Declaratory Relief Action Regarding The Validity Of An Attorney Lien Is Not A SLAPP

Oakland, California (Originally published, December 6, 2014). The 2d District held on December 5, 2014 that an attorney’s lawsuit seeking a declaration regarding the validity of an attorney lien filed by prior attorneys is not a SLAPP – or “strategic lawsuit against public participation.” The case is Drell v. Cohen, B253688 (2nd Dist. Dec. 5, 2014).   In Drell, the plaintiff, an attorney, took over the representation of a client after the defendants withdrew as the client’s attorney. The former attorneys notified one of the insurers. When a settlement was reached, the insurer made out the settlement check payable to the defendants and the client rather than to the current attorney.

The current attorney then filed a declaratory relief claim challenging the validity of the attorney fee lien.   The trial court denied the defendants’ ensuing Special Motion to Strike.   Affirming, the 2nd District reasoned a complaint is not a SLAPP unless the gravamen of it challenges protected activity. While an attorney lien itself might be protected activity, the plaintiff’s declaratory relief action did not challenge the filing of the lien but rather sought a declaratory relief regarding the parties’ right to attorneys fees. The lien was key evidence “but the complaint does not seek to prevent defendants from exercising their right to assert their lien.”
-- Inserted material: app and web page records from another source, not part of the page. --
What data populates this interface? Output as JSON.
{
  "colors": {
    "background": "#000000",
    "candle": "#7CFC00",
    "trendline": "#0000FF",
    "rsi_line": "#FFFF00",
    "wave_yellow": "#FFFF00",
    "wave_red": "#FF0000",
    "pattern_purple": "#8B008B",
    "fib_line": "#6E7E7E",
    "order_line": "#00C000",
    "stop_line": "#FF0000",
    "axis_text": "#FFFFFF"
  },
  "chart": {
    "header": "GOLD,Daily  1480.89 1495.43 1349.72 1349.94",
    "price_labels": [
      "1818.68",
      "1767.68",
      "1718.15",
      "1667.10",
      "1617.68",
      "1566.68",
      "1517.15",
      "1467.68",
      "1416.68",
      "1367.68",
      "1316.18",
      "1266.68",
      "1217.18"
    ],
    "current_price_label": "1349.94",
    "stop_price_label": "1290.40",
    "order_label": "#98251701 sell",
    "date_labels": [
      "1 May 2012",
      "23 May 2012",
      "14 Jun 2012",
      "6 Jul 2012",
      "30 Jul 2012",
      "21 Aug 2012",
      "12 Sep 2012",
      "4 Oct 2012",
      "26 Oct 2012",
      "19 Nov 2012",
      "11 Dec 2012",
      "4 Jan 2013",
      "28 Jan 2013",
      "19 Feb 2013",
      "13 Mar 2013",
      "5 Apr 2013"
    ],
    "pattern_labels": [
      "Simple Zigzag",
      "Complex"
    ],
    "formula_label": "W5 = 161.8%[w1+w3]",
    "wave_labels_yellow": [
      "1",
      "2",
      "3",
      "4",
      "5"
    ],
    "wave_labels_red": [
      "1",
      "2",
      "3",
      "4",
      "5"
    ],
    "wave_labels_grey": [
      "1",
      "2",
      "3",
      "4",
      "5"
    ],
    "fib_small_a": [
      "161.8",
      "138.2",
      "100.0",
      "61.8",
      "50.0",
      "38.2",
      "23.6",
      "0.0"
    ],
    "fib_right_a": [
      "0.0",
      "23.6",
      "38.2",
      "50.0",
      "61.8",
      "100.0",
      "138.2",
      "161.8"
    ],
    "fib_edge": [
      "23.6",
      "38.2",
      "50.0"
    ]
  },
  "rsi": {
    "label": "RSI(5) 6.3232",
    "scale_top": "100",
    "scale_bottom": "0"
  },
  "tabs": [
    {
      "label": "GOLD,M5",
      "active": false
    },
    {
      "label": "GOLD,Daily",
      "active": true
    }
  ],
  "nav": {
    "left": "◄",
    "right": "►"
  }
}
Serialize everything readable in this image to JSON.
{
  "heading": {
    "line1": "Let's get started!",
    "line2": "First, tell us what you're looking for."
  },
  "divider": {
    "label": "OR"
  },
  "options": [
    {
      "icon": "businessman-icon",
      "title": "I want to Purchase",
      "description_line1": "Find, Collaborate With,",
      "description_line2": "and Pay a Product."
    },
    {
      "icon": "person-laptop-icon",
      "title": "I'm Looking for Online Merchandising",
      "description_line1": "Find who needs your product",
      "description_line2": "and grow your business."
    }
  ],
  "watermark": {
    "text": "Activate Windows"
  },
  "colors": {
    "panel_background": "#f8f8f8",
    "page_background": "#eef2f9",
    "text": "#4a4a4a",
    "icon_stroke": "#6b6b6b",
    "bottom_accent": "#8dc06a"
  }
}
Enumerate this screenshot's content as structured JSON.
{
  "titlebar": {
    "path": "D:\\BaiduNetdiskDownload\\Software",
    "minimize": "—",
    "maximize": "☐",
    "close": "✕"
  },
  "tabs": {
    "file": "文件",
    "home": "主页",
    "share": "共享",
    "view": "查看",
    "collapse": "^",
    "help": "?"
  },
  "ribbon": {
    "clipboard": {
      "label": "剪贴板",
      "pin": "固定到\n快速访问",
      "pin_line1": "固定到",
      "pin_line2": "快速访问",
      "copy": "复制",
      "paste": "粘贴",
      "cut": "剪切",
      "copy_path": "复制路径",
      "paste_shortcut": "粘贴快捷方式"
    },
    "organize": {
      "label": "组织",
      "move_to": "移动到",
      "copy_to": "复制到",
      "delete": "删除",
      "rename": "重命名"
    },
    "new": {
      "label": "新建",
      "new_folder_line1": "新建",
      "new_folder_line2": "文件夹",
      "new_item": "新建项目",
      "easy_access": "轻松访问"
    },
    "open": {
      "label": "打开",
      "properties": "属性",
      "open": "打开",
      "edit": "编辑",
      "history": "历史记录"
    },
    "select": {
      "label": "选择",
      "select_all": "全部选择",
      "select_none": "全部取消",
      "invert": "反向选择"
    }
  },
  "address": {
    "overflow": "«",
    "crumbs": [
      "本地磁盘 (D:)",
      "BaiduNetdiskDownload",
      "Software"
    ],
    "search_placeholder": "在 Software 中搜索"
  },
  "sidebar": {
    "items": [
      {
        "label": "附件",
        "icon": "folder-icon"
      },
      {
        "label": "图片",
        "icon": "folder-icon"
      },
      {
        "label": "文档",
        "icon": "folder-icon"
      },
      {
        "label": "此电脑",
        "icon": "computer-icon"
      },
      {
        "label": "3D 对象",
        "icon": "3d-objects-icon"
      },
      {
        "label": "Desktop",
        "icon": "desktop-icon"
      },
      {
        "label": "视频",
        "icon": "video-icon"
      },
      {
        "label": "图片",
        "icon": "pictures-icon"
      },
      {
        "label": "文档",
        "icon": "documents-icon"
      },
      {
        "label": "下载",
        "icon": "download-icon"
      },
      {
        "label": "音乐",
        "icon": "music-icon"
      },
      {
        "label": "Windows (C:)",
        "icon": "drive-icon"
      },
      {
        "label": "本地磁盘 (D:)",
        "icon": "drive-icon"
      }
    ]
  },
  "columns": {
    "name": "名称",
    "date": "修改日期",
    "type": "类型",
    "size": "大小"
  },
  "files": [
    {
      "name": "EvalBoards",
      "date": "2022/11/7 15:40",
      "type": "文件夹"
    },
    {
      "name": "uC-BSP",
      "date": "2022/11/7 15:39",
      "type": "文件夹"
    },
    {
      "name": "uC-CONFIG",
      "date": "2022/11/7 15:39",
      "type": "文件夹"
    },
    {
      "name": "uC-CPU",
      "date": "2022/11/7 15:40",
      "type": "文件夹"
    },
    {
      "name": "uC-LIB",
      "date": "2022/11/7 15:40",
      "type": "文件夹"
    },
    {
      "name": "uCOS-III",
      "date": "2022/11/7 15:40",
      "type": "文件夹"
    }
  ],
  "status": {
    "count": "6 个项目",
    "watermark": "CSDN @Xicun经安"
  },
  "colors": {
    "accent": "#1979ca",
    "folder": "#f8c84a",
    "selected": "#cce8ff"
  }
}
John Claassen, an experienced Anti-SLAPP litigator, practices civil litigation from the offices of Claassen, P.C. in Oakland, California.  Please click here if you have questions about the firm’s Anti-SLAPP practice.  Copyright Claassen, Professional Corporation, 2014-15. All rights reserved. While this blog entry is intended for informational purposes only, portions of it may constitute “communications” within the meaning of Cal. R. of Prof. Conduct 1-400. No statement made in this Advertisement constitutes legal advice. Similarly, no statement made herein is intended to guarantee, serve as a warranty, or serve as a prediction of the outcome of any particular matter. This Advertisement is not intended for any matter that would require the rendition of legal services outside of the State of California under the laws of any jurisdiction other than the State of California.